Citizens Won't Wait for Washington to Curb Big Donors
Grass-roots effort sprouts to reform political fund-raising
Janice Fine has a dream: She wants to unfurl a huge banner across the Capitol Building emblazoned with a no-nonsense comment on the Senate's ongoing campaign finance reform hearings. "Senator Thompson, Tell the Truth," her message would read. "The Real Scandal Is What's Legal."
Ms. Fine admits it's unlikely she'll ever make that point - at least not in banner form. But if she and a growing number of grass- roots activists like her get their way, Sen. Fred Thompson (R) of Tennessee and his colleagues on both sides of the aisle will still get the message loud and clear: Americans are prepared to take campaign finance reform into their own hands.
It's not as if Washington is completely missing the point: There's plenty of talk around town about campaign financing. And dozens of lawmakers have introduced a host of reform bills, 70 by one recent count.
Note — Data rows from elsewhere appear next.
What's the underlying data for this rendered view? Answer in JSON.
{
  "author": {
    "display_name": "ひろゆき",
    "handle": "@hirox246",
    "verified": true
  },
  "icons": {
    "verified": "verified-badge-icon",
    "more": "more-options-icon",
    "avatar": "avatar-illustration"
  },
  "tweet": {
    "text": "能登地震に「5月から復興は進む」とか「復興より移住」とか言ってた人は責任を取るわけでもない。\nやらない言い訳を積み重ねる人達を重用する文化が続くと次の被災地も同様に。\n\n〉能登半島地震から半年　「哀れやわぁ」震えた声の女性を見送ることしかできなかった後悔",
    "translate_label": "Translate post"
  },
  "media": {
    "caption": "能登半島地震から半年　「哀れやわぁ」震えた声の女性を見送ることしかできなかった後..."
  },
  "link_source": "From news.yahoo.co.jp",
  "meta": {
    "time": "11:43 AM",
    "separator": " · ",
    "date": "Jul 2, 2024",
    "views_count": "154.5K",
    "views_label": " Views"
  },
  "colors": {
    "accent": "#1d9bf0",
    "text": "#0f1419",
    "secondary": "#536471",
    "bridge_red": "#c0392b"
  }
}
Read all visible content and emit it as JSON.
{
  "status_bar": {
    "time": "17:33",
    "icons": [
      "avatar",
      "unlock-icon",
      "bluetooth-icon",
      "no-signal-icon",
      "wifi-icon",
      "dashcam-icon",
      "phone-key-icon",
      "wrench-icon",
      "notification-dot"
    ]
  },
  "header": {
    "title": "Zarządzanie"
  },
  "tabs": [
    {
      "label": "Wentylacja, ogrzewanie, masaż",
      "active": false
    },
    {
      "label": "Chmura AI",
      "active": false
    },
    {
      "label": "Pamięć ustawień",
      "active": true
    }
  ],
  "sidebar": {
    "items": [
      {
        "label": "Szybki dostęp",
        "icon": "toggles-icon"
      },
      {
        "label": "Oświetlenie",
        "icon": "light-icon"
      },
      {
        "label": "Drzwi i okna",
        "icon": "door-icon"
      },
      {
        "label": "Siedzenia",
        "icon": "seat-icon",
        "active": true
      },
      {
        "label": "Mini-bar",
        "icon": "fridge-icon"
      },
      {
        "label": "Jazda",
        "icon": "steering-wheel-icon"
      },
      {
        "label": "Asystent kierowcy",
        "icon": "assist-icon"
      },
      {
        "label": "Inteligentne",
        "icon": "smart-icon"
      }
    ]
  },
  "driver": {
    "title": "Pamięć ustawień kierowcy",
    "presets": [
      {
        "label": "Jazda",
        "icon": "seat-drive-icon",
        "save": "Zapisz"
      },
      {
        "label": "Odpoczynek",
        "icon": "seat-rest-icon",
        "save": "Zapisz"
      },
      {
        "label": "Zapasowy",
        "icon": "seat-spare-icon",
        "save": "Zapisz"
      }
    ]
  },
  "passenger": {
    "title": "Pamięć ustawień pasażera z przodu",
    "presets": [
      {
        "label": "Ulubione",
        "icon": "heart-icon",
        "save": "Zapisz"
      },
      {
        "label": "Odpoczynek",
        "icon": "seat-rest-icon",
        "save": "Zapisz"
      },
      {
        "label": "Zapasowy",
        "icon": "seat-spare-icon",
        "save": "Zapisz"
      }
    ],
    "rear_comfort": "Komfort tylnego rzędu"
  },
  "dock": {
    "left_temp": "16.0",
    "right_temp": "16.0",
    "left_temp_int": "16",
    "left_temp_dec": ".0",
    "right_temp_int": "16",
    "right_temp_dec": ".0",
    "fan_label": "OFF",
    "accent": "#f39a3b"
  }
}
But while Washington mostly wrings its political hands, a growing number of Americans outside the Beltway have grown tired of waiting for change from the top down, and are organizing across the political spectrum. Their goals may differ, but from the church pulpit to the corporate suite, new coalitions are forming to change the way big money influences elections.
Their idealism may yet founder on a finance system that has stubbornly resisted reformation. But it's premature to dismiss what may be the vanguard of a profound revolution in American politics.
"People always argue that this an egghead kind of issue, that it doesn't incite passion in the average citizen," says Fine, the organizing director for Northeast Action, a grass-roots group pushing for campaign finance reform in New England and New York. "Well, that's not our experience."
Fine knows what she's talking about. Northeast Action was one of the key organizers behind last year's unprecedented success of a ballot initiative in Maine, which established public funding for candidates who agree to spending limits and reject private money.
Since the initiative passed, activists in several states, including Michigan, Washington, Illinois, and Wisconsin, have organized behind similar efforts. Already in New England, the Vermont legislature has adopted reform measures similar to Maine's. And in Massachusetts, activists - many of them newcomers to the political process - will soon be on the streets gathering signatures to put a Maine-type initiative on the 1998 ballot there.
"These people are really on fire," says Fine, who is involved with the Massachusetts drive, which includes conservatives, progressives, liberals, small businessmen, and welfare mothers. "A great deal of what they believe in rests on our ability to get money out of the way. They know that if we don't pay for it, we don't own it."
In the Midwest, a year-old religious coalition has joined the fray in Chicago and in Cleveland, Cincinnati, Dayton, and Akron, Ohio. Formed by the American Friends Service Committee and the Roman Catholic Archdiocese, the Dollars and Democracy Project aims to bring a moral voice to bear on the political debate - and to press home the point that money distorts a deeply held religious conviction that individuals are equal.
"We feel money has given greater voice to some people over others," says Michael McConnell, regional director of AFSC and coordinator of the project. "One of the big legal questions is whether money equals free speech. If that's true, if it does equal free speech in a democracy, then some people are relegated to whispers while others have gigantic loudspeakers. We don't think that's equality or democracy."
At least a few politicians are listening. In late June, Senators John McCain (R) of Arizona and Russ Feingold (D) of Wisconsin, co-authors of proposed reform legislation, came to a Dollars and Democracy town hall meeting that drew 500 people. Participants spent two hours asking questions and voicing their concerns. The group is planning similar meetings this fall and may publish a pamphlet for next year's congressional election that details the money raised by each candidate - and who gave it.
Key to grass-roots efforts nationwide is the strategy of coalition-building among different groups - a tack not often taken in past reform efforts. The work tended to focus on campaign finance reform as a "good government" issue, a noble goal that often didn't translate into individual concerns.
But today, even groups like the League of Women Voters are working to connect their reform efforts with interest groups involved in issues such as the environment and health care. The group has just issued a pamphlet, "5 Ideas for Practical Campaign Reform," and in September, will launch a drive in 20 states to bring together a broad coalition of interests.
"We're saying, If you care about your child's education, maybe you'd better think about campaign finance reform," says Becky Cain, president of the League. "Look at who gives money and what legislation gets passed on education. If you're worried about the environment, look at who gives the money to elected officials. Who are the polluters in your community? Is there a connection between the money they give and the legislation that is passed? I bet there is."
Information on who gives what money to whom is increasingly accessible. The Center for Responsive Politics, a nonpartisan organization that tracks money in politics, maintains an extensive web site (www.crp.org). It compiles data filed with the Federal Electoral Commission and details political contributions by donor and recipient. It also includes lists of who had coffee when at the White House.
"Washington is often the last place where things happen," says Paul Hendrie, at the center. "People are searching for reforms. They're tired of waiting for Washington."